Thankfully it was yesterday and not today that I travelled to central London early in the morning and came home walking past the University of London Union building. As you know our young men and women were out demonstrating today, starting at ULU.
Here's Toby Young's comment
and James Delingpole's
and a student's view
I came home frustrated, so frustrated. The only comfort is that today's demo shows that anthropology graduates are not the only ones who live in cloud-cuckoo land.
I had the impression that the workshop I was attending was about getting people within anthropology to think outside the box and say how anthropology could or should be taught so that the richness of anthropological research could be used outside academia.
So I didn't mind a former MA student complain about how her course did not meet her expectations. Great, I thought, such honesty. Department staff have better sit up and take notice. The student is now a "customer". How do we meet their needs?
We had a recent PhD student telling us all the wonderful things he's done: refusing to "give office hours" because as Graduate Teaching Assistants (GTAs) they are not paid for office hours (which I assume means consultation hours, ie making themselves available to students they tutor at regular advertised times).
Prat! I thought. When I was graduate tutor at NUS we all had to have fixed times for consultation. We are not only facilitators at tutorials. We do not only mark essays. We also provide some pastoral care to our students. We knew we had to do that when we agreed to become tutors.
We were not paid a lot of money, but it was our duty of care to the students. We took the responsibility of shaping lives very seriously.
This GTA would only do it if they were given more money.
Then he boasted about not agreeing with the policy of submitting attendance registers to the UK Border Agency. Apparently this was required to help the agency weed out those bogus students who sometimes cause a lot of trouble, either from a terrorist perspective or slipping into the great illegal/informal sector which costs the tax payer a lot of money in the long run.
Prat! I thought. Does he think he is on the moral high ground by simply claiming that he did not want to be "gatekeeper" and agent for the Border Agency?

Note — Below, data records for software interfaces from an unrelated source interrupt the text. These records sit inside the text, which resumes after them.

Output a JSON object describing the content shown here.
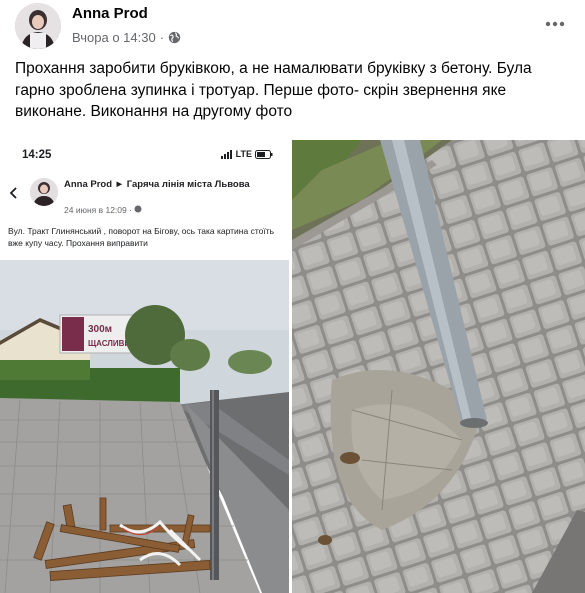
{
  "post": {
    "author": "Anna Prod",
    "timestamp": "Вчора о 14:30",
    "separator": "·",
    "more_icon": "more-horizontal-icon",
    "privacy_icon": "globe-icon",
    "text": "Прохання заробити бруківкою, а не намалювати бруківку з бетону. Була гарно зроблена зупинка і тротуар. Перше фото- скрін звернення яке виконане. Виконання на другому фото"
  },
  "screenshot": {
    "time": "14:25",
    "network": "LTE",
    "author": "Anna Prod",
    "arrow": "►",
    "group": "Гаряча лінія міста Львова",
    "date": "24 июня в 12:09",
    "dot": "·",
    "text": "Вул. Тракт Глинянський , поворот на Бігову, ось така картина стоїть вже купу часу. Прохання виправити",
    "billboard_number": "300м",
    "billboard_word": "ЩАСЛИВИЙ"
  },
  "colors": {
    "link_gray": "#65676b",
    "text": "#050505"
  }
}
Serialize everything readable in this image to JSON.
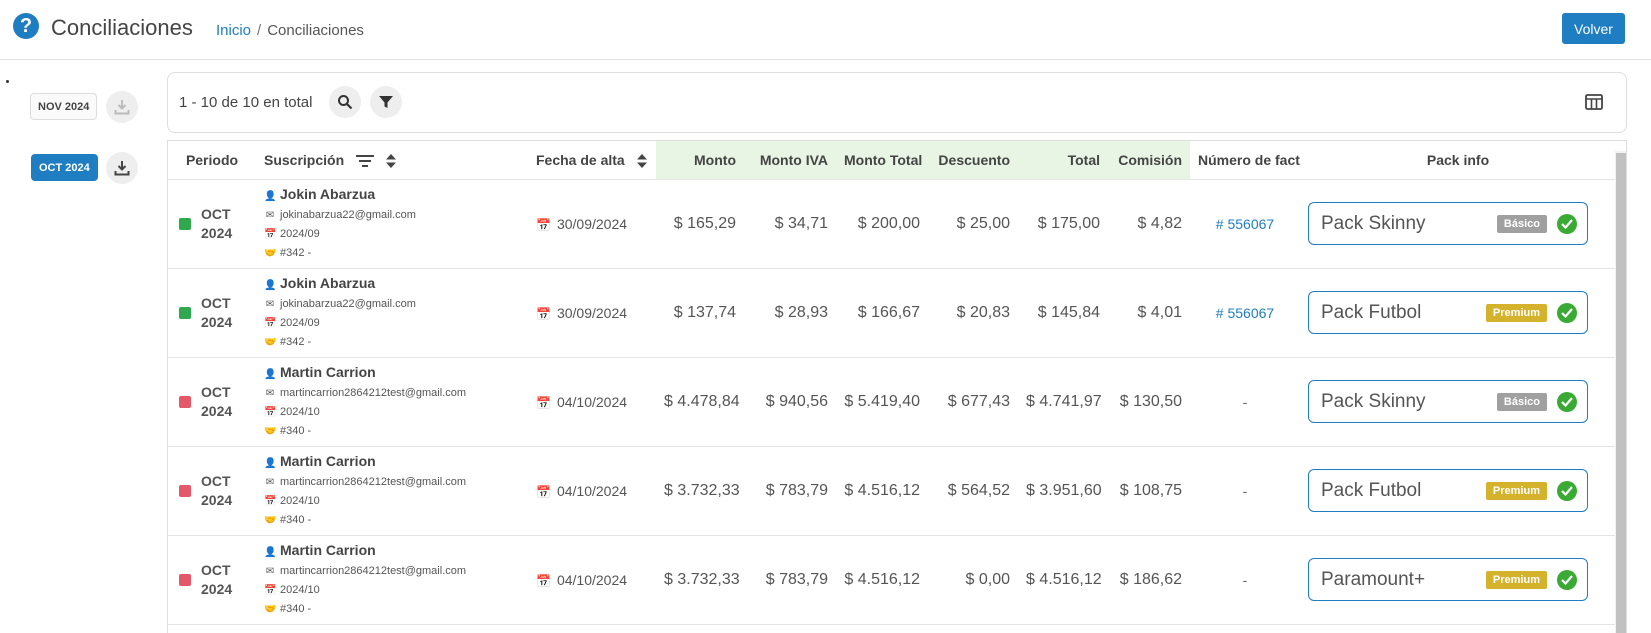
{
  "header": {
    "title": "Conciliaciones",
    "breadcrumb_home": "Inicio",
    "breadcrumb_sep": "/",
    "breadcrumb_current": "Conciliaciones",
    "back_label": "Volver"
  },
  "periods": [
    {
      "label": "NOV 2024",
      "active": false
    },
    {
      "label": "OCT 2024",
      "active": true
    }
  ],
  "toolbar": {
    "total_text": "1 - 10 de 10 en total"
  },
  "table": {
    "columns": {
      "periodo": "Periodo",
      "suscripcion": "Suscripción",
      "fecha_alta": "Fecha de alta",
      "monto": "Monto",
      "monto_iva": "Monto IVA",
      "monto_total": "Monto Total",
      "descuento": "Descuento",
      "total": "Total",
      "comision": "Comisión",
      "numero_factura": "Número de factura",
      "pack_info": "Pack info"
    },
    "rows": [
      {
        "status_color": "#2fa84f",
        "period_month": "OCT",
        "period_year": "2024",
        "name": "Jokin Abarzua",
        "email": "jokinabarzua22@gmail.com",
        "sub_period": "2024/09",
        "sub_id": "#342 -",
        "fecha": "30/09/2024",
        "monto": "$ 165,29",
        "monto_iva": "$ 34,71",
        "monto_total": "$ 200,00",
        "descuento": "$ 25,00",
        "total": "$ 175,00",
        "comision": "$ 4,82",
        "factura": "# 556067",
        "pack_name": "Pack Skinny",
        "pack_tier": "Básico",
        "pack_tier_color": "#a0a0a0"
      },
      {
        "status_color": "#2fa84f",
        "period_month": "OCT",
        "period_year": "2024",
        "name": "Jokin Abarzua",
        "email": "jokinabarzua22@gmail.com",
        "sub_period": "2024/09",
        "sub_id": "#342 -",
        "fecha": "30/09/2024",
        "monto": "$ 137,74",
        "monto_iva": "$ 28,93",
        "monto_total": "$ 166,67",
        "descuento": "$ 20,83",
        "total": "$ 145,84",
        "comision": "$ 4,01",
        "factura": "# 556067",
        "pack_name": "Pack Futbol",
        "pack_tier": "Premium",
        "pack_tier_color": "#d4b22c"
      },
      {
        "status_color": "#e5586a",
        "period_month": "OCT",
        "period_year": "2024",
        "name": "Martin Carrion",
        "email": "martincarrion2864212test@gmail.com",
        "sub_period": "2024/10",
        "sub_id": "#340 -",
        "fecha": "04/10/2024",
        "monto": "$ 4.478,84",
        "monto_iva": "$ 940,56",
        "monto_total": "$ 5.419,40",
        "descuento": "$ 677,43",
        "total": "$ 4.741,97",
        "comision": "$ 130,50",
        "factura": "-",
        "pack_name": "Pack Skinny",
        "pack_tier": "Básico",
        "pack_tier_color": "#a0a0a0"
      },
      {
        "status_color": "#e5586a",
        "period_month": "OCT",
        "period_year": "2024",
        "name": "Martin Carrion",
        "email": "martincarrion2864212test@gmail.com",
        "sub_period": "2024/10",
        "sub_id": "#340 -",
        "fecha": "04/10/2024",
        "monto": "$ 3.732,33",
        "monto_iva": "$ 783,79",
        "monto_total": "$ 4.516,12",
        "descuento": "$ 564,52",
        "total": "$ 3.951,60",
        "comision": "$ 108,75",
        "factura": "-",
        "pack_name": "Pack Futbol",
        "pack_tier": "Premium",
        "pack_tier_color": "#d4b22c"
      },
      {
        "status_color": "#e5586a",
        "period_month": "OCT",
        "period_year": "2024",
        "name": "Martin Carrion",
        "email": "martincarrion2864212test@gmail.com",
        "sub_period": "2024/10",
        "sub_id": "#340 -",
        "fecha": "04/10/2024",
        "monto": "$ 3.732,33",
        "monto_iva": "$ 783,79",
        "monto_total": "$ 4.516,12",
        "descuento": "$ 0,00",
        "total": "$ 4.516,12",
        "comision": "$ 186,62",
        "factura": "-",
        "pack_name": "Paramount+",
        "pack_tier": "Premium",
        "pack_tier_color": "#d4b22c"
      }
    ]
  }
}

Has he ever considered: If only we did not have to waste so much time, money and effort tracing the illegals, if only we manage to stop these illegals worming their way into our benefits system and sponging on it, or working in the black market sector without paying due taxes, we would have more money to spend on hospitals and education, pay our academics? Yes! Including him.
So on the one hand he wants to be paid more money. On the other he refuses to safeguard the finite amount of money available to pay people like him. "Eating cake" is the phrase that comes to mind.
Reminds me of the time my friend had heart trouble when visiting the UK. After a short hospital stay he offered to pay his bill as it would be covered by his insurance. But the staff -- presumably also refusing to act a a gatekeeper to a National Health Service -- told him that they would not be contacting his insurer.
That means they now cannot recoup the money spent on him that could be used to treat the next British heart patient who needs a hospital stay. It is the NATIONAL Health Service, not INTERNATIONAL Health Service, for crying out loud.
And then as Anthropology PhD students they didn't like very much having to study statistics .... I thought anthropologists are supposed to provide a holistic perspective.
Young students are allowed to be idealistic.
Most of the time we grow out of it. As we pay taxes, get married, start a family. When thrown into the dog-eat-dog world we begin to realize university is not at all like the real world. Grow up!
However, sometimes, they take this idealism to an unsustainable plane.
It would be a gross understatement to describe the last speaker as such. Despite the grey hair, this speaker does not seem to have grown up.
He rambled on about how he was unemployable, found a job, and then is now unemployable again. He is attempting to overthrow the British government come 30th November and then we can all happily return to being hunter-gatherers, when we would have more time to play, for music, for food, and sex and all that.
Is it any surprise that he has been sacked by a few universities?
He handed out leaflets for a blockade of the "ring of steel" (within which, incidentally, my husband works) that would "bring down the government". Capitalism has had its day, he thinks.
Yet just a few minutes before that this man was happily tucking into a store-bought sandwich in plastic wrapping carried in an orange plastic carrier bag, and drinking water out of a plastic cup, poured from a plastic bottle. Where would he be hunting and gathering if nobody now makes sandwiches for sale?
Is he any good at all with a rifle, I wondered. (I was pretty good at air rifle myself.) He would need something to hunt with. What happens when there are no more capitalists to make rifles for him to hunt?
O well, maybe he is good with a slingshot.
If these are the images that the British people have of anthropologists, no wonder anthropology departments are having trouble recruiting. Would parents across the country encourage their children to study this subject if all they could get up to is complain about everything?
What have they done today to make them feel proud?
What have they done in the last two weeks to make the world a better place?
How much taxpayers' money have they wasted today simply on the policing cost?
And what are they saying? I have a right to education, whatever that may mean. The taxpayer should fund my studies. Even if it means the hospital attendant, the school cleaning lady and the checkout girl at the supermarket must pay for it.
After all that cerebral exercise it was so good to return to sewing and making physical things with my own hands today.
Please tell me your views of anthropology graduates. Thank you.